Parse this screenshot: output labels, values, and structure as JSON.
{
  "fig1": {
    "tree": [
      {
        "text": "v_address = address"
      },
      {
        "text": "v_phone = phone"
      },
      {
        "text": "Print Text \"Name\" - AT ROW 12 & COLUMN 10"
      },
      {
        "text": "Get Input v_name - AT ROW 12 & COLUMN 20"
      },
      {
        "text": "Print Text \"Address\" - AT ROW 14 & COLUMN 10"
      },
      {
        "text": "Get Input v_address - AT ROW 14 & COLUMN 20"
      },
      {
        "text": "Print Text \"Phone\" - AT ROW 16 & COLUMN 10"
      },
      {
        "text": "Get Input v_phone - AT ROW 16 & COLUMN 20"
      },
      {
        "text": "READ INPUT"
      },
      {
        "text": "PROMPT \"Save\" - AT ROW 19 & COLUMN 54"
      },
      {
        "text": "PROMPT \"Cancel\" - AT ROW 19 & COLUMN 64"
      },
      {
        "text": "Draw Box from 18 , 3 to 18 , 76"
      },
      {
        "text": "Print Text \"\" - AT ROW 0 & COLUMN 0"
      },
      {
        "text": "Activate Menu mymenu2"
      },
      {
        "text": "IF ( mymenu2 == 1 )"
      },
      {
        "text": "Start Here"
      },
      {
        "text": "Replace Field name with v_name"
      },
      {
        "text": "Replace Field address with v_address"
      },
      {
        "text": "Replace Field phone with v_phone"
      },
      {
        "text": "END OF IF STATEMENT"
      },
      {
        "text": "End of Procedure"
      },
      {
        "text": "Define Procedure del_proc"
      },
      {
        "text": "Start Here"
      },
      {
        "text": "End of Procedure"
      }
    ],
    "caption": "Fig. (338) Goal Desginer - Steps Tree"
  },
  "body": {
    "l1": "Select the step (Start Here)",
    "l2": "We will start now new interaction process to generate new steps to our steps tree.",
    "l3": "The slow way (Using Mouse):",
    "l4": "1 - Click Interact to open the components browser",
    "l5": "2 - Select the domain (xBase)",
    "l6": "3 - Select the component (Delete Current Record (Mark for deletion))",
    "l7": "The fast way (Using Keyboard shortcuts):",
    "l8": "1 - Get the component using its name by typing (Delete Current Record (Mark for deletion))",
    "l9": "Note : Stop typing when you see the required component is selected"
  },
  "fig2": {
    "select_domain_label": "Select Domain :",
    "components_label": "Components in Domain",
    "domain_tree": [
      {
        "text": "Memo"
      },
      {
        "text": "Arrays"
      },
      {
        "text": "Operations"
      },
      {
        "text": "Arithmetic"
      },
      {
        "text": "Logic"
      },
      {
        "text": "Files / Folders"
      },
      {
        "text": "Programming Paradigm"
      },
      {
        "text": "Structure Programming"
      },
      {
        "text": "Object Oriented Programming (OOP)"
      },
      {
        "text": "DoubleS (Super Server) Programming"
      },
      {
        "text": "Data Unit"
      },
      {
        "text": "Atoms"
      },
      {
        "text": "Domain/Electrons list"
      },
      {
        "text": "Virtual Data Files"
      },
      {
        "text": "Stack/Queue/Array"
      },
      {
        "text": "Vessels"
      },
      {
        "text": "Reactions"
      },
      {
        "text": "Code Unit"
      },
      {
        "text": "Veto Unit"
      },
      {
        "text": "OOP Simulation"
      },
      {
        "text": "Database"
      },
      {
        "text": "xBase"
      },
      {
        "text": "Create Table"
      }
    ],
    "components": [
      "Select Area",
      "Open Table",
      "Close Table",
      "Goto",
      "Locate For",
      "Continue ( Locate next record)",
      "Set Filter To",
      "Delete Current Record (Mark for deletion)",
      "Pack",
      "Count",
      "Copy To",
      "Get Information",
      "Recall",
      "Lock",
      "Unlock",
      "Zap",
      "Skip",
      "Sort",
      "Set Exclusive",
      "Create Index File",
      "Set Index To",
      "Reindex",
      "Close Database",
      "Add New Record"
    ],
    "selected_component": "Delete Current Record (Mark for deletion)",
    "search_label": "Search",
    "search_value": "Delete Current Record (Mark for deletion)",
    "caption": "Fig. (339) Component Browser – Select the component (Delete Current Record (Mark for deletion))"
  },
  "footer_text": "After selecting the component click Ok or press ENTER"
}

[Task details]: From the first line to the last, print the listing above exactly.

[Exercise answer]:
Parse this screenshot: output labels, values, and structure as JSON.
{
  "fig1": {
    "tree": [
      {
        "text": "v_address = address"
      },
      {
        "text": "v_phone = phone"
      },
      {
        "text": "Print Text \"Name\" - AT ROW 12 & COLUMN 10"
      },
      {
        "text": "Get Input v_name - AT ROW 12 & COLUMN 20"
      },
      {
        "text": "Print Text \"Address\" - AT ROW 14 & COLUMN 10"
      },
      {
        "text": "Get Input v_address - AT ROW 14 & COLUMN 20"
      },
      {
        "text": "Print Text \"Phone\" - AT ROW 16 & COLUMN 10"
      },
      {
        "text": "Get Input v_phone - AT ROW 16 & COLUMN 20"
      },
      {
        "text": "READ INPUT"
      },
      {
        "text": "PROMPT \"Save\" - AT ROW 19 & COLUMN 54"
      },
      {
        "text": "PROMPT \"Cancel\" - AT ROW 19 & COLUMN 64"
      },
      {
        "text": "Draw Box from 18 , 3 to 18 , 76"
      },
      {
        "text": "Print Text \"\" - AT ROW 0 & COLUMN 0"
      },
      {
        "text": "Activate Menu mymenu2"
      },
      {
        "text": "IF ( mymenu2 == 1 )"
      },
      {
        "text": "Start Here"
      },
      {
        "text": "Replace Field name with v_name"
      },
      {
        "text": "Replace Field address with v_address"
      },
      {
        "text": "Replace Field phone with v_phone"
      },
      {
        "text": "END OF IF STATEMENT"
      },
      {
        "text": "End of Procedure"
      },
      {
        "text": "Define Procedure del_proc"
      },
      {
        "text": "Start Here"
      },
      {
        "text": "End of Procedure"
      }
    ],
    "caption": "Fig. (338) Goal Desginer - Steps Tree"
  },
  "body": {
    "l1": "Select the step (Start Here)",
    "l2": "We will start now new interaction process to generate new steps to our steps tree.",
    "l3": "The slow way (Using Mouse):",
    "l4": "1 - Click Interact to open the components browser",
    "l5": "2 - Select the domain (xBase)",
    "l6": "3 - Select the component (Delete Current Record (Mark for deletion))",
    "l7": "The fast way (Using Keyboard shortcuts):",
    "l8": "1 - Get the component using its name by typing (Delete Current Record (Mark for deletion))",
    "l9": "Note : Stop typing when you see the required component is selected"
  },
  "fig2": {
    "select_domain_label": "Select Domain :",
    "components_label": "Components in Domain",
    "domain_tree": [
      {
        "text": "Memo"
      },
      {
        "text": "Arrays"
      },
      {
        "text": "Operations"
      },
      {
        "text": "Arithmetic"
      },
      {
        "text": "Logic"
      },
      {
        "text": "Files / Folders"
      },
      {
        "text": "Programming Paradigm"
      },
      {
        "text": "Structure Programming"
      },
      {
        "text": "Object Oriented Programming (OOP)"
      },
      {
        "text": "DoubleS (Super Server) Programming"
      },
      {
        "text": "Data Unit"
      },
      {
        "text": "Atoms"
      },
      {
        "text": "Domain/Electrons list"
      },
      {
        "text": "Virtual Data Files"
      },
      {
        "text": "Stack/Queue/Array"
      },
      {
        "text": "Vessels"
      },
      {
        "text": "Reactions"
      },
      {
        "text": "Code Unit"
      },
      {
        "text": "Veto Unit"
      },
      {
        "text": "OOP Simulation"
      },
      {
        "text": "Database"
      },
      {
        "text": "xBase"
      },
      {
        "text": "Create Table"
      }
    ],
    "components": [
      "Select Area",
      "Open Table",
      "Close Table",
      "Goto",
      "Locate For",
      "Continue ( Locate next record)",
      "Set Filter To",
      "Delete Current Record (Mark for deletion)",
      "Pack",
      "Count",
      "Copy To",
      "Get Information",
      "Recall",
      "Lock",
      "Unlock",
      "Zap",
      "Skip",
      "Sort",
      "Set Exclusive",
      "Create Index File",
      "Set Index To",
      "Reindex",
      "Close Database",
      "Add New Record"
    ],
    "selected_component": "Delete Current Record (Mark for deletion)",
    "search_label": "Search",
    "search_value": "Delete Current Record (Mark for deletion)",
    "caption": "Fig. (339) Component Browser – Select the component (Delete Current Record (Mark for deletion))"
  },
  "footer_text": "After selecting the component click Ok or press ENTER"
}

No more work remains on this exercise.